eastern part of Tibet. Dudjom was born in Tibet and lived the first years of his life as a

30      traditional nomad. Because of political problems, Dudjom’s family had to flee to India

when he was still young. We were following Dudjom back to his birthplace and getting a

taste of that ancient, nomadic way of life—with a few modern updates.

We had the advantage of automobiles—a luxury that nomads have happily survived

without. When it comes time for a nomad family to move, they pack all their things into

35      large backpacks that they strap over their yaks. A typical family might need from 30 to

50 yaks to carry all their supplies.
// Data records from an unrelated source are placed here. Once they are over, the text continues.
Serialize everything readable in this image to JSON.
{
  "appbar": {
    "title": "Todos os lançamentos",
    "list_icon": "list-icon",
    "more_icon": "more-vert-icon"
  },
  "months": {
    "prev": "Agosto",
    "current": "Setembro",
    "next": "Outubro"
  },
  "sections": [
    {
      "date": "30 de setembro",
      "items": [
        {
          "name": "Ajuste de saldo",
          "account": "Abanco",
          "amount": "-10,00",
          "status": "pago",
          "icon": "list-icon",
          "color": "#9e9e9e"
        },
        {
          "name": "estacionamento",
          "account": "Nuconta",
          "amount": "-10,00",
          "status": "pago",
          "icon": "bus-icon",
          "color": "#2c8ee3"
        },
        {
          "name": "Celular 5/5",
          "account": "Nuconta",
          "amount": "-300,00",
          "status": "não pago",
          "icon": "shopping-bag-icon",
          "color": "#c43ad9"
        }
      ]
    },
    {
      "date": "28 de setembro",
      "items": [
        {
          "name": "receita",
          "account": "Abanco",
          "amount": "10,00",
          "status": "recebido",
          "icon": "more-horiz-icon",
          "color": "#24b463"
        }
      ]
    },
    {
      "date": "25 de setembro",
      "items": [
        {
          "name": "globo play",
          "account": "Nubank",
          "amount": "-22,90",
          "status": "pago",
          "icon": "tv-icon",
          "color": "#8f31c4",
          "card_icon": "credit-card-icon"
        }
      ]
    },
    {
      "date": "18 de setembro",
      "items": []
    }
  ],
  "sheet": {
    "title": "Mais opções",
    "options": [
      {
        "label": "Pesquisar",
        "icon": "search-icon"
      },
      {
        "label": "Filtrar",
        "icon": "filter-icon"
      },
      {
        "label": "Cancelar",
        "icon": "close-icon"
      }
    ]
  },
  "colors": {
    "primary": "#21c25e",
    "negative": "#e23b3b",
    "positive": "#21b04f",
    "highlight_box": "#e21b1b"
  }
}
My friends and I had more than 50 bags to carry. We

stuffed them into a bus, while we piled into four-wheel drives.


Problems Along the Way
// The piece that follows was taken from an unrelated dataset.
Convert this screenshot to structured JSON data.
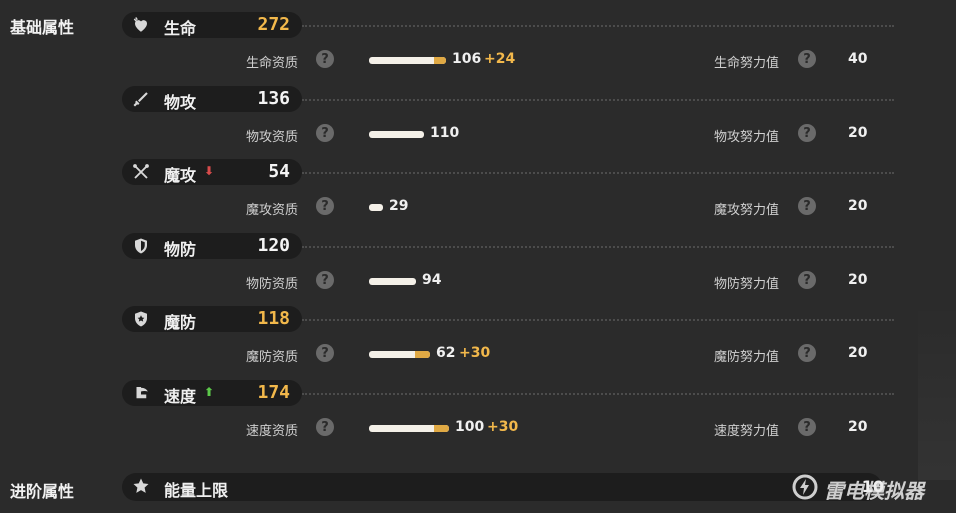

When it comes to crossing rough country, yaks are the true all-terrain travelers. Many

times, the nomads have to cross raging rivers. For the loyal and determined yaks, crossing

40      is not a problem. But when we had to cross a river, our four-wheel drives turned out to be

not so loyal and reliable. We got stuck in the muddy banks of the river, and it took at least

a dozen people pushing to get us out.

When nomads arrive at their destination, they are so skilled at setting up their large

yak-hair tents that they have them up in minutes. My friends and I, with our fancy super-

45      modern tents, weren’t quite as quick. At one campsite, I remember wrestling with one of

my tent poles trying to pass it through the loops of my tent. Some smiling nomad kids approached and

had me set up in no time, though they’d never seen a tent like that before.


It’s Cold Up There!

The weather in Tibet is cold, and the brutal wind seems to show no mercy. Sitting inside

a nomad tent, though, you’d never know it. With a warm fire burning in the mud

50      stove and the snug black walls of the tent, you are as comfortable as can be. This was not the

case in the fancy modern tents my friends and I slept in. I remember shivering through my four sweaters,

three pairs of pants, and blanket, listening to the chill rain hit my tent.


Having the Right Attitude

On this trip, I learned that it takes

55               much more than snug tents and thick,

hearty tea to survive. You need the

right attitude. Everywhere we traveled,

the Tibetans were generous, happy, and

curious. It might be a monk

60              warming my frozen hands in his fur

robes. It might be a family of nomads

taking a break to dance and sing in a

circle, or a handful of kids watching

me with beaming smiles.

65              Though their lives are full of challenges, the nomads never take their day-to-day

problems too seriously. They know how impermanent things are, including their homes.

We modern nomads learned some of these lessons. Perhaps when we cross the raging

rivers or face the cold bitter days of our lives, we’ll do it with a lot more of the right attitude—the same

attitude that shines from the bright smiles of the Tibetan nomads.


8th Grade Math Assessment: 8.G